A letter from Director Misty Scott was read sharing her pleasure at meeting with the club in December and her thanks for our $500 gift to Mission Marshall. Le Ila reported no Optimist birthdays this week and inquired about Louraiseal’s who reported that her’s was not until April 1st. All commiserated with her on the kidding she must have endured in childhood. Today is also National Celebrate Life Day and a day to honor children and grandchildren. “Hug a child today or send a note or email,” Le Ila urged and concluded with the announcement that it is National Blonde Brownie Day in celebration of which she baked some for all to enjoy.

Louraiseal McDonald began her talk by answering a question about her exact title and how long she has been at the task. She outlined several different titles for her work and indicated she was been at her job

in Harrison County for eleven years but officially in the work for more than a generation. “In a sense, I’ve been at it even longer,” she said, “since I grew up in 4-H!”

She reported that County Extension work started with the boll weevil and has been around more than 100 years. “Agricultural agents began to go round and talk abut how to deal with the weevil and improve yields beginning with cotton and expanding into corn and other crops.” When bumper crops resulted it fell to the women to figure out how to prepare and preserve them and that resulted in the employment of women who went around rural communities teaching canning and other preservation techniques. “That,” she said, “was broadened into teaching how to make quilts and mattresses, organizing 4-H clubs (which teach young people about leadership skills as well as the care and raising of domestic animals), and involving youth and adults in community service, e.g. the annual Farm-City Week.

Louraiseal shared nutrition hints using the MyPlate model (ChooseMyPlate.gov) which has replaced the old Food Pyramid as a guide to healthy eating. “Your plate should not be more than 9 inches in diameter,” she counseled and noted that “many restaurants use larger ones. You should chew your food, relish its taste, and enjoy the people with whom you are eating instead of watching tv and paying no attention to how much you consume.” She doesn’t encourage you to do diets because “you won’t stick with it.”

“And in the South, what do we drink with our food?” she asked. A chorus replied, “Sweet tea and Dr. Pepper.” “And what do I see tempting us every day,” she lamented: “99 cents drinks, often 24 oz..” “I have a friend who works in Longview and buys one of those at the beginning of his trip in the morning and another on his way home in the afternoon; give them up, please!”

The MyPlate model is divided into four quarters with an add-on circle for dairy. The two largest quarters are vegetables and grains; the two smaller, fruits and protein. “Vegetables are so good for us, but,” she admitted, “they are not sweet like fruits.” She pointed out the darker the vegetable the more nutritious it is and emphasized whole fruits rather than juices (which contain less fiber and more sugar). Louraiseal made a

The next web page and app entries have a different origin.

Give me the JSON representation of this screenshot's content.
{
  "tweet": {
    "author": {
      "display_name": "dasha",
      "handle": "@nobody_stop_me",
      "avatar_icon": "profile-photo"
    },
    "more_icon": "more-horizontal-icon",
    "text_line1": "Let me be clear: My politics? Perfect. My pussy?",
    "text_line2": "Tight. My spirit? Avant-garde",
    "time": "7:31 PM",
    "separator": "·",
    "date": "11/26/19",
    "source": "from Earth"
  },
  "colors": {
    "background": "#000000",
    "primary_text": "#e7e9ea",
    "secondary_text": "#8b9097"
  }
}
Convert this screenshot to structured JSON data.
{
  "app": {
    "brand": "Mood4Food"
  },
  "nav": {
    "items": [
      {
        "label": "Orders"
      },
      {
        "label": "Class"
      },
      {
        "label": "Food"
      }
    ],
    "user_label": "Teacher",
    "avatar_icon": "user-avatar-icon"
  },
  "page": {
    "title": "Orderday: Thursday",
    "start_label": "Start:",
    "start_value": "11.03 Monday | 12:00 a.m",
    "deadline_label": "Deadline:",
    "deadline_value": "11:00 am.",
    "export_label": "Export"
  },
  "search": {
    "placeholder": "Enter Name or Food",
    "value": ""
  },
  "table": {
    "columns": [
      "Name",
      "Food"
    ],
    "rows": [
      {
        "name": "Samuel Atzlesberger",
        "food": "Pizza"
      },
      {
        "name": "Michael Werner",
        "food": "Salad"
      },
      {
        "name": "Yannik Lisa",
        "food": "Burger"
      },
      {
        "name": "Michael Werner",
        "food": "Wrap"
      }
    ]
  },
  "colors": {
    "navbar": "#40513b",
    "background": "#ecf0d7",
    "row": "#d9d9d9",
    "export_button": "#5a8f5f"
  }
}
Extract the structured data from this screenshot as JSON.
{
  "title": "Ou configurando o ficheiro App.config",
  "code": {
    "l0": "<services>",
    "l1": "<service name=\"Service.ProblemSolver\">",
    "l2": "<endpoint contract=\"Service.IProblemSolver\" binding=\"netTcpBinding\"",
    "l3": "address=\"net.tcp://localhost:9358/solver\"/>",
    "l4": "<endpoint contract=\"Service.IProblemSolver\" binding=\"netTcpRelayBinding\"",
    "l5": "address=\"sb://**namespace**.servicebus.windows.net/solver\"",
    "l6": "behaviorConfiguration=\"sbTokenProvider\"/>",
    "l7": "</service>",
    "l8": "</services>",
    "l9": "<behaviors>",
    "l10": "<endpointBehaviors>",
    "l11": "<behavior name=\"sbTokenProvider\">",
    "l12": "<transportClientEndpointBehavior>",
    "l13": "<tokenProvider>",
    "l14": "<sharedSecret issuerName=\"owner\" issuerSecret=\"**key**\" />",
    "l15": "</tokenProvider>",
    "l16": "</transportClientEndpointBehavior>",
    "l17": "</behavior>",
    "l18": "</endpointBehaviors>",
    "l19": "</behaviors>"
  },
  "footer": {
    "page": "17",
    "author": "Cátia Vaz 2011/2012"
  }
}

plug for the Farmers Market downtown. “Go there and get yourself a vine-ripened tomato,” she challenged. Optimist Richard Magrill reported that he had gone there with that intention only to find that you couldn’t buy just one. “Buy them anyway and share!” she suggested, touting also the inimitable taste of fresh-shelled purple-hull peas.

“How many of you eat whole grain bread and brown rice?” she asked, and got a number of positive answers. She emphasized that foods that have 3-5 grams of fiber are better for you than those with less. “Have you tried almond milk?” “I have,” Optimist Julie Brock replied, “I’m lactose intolerant and have found it to be good!” “What about rice milk?” “Not so tasty,” she replied.

Louraiseal supplied Personal Health Care Journals to all present and our meeting ended with drawings for a door prize from Louraiseal won by Optimist Michelle Fuller and one of the pots of yellow mums from the head table won by Julie Brock. Louraiseal was given the remaining pot of mums in appreciation for her work.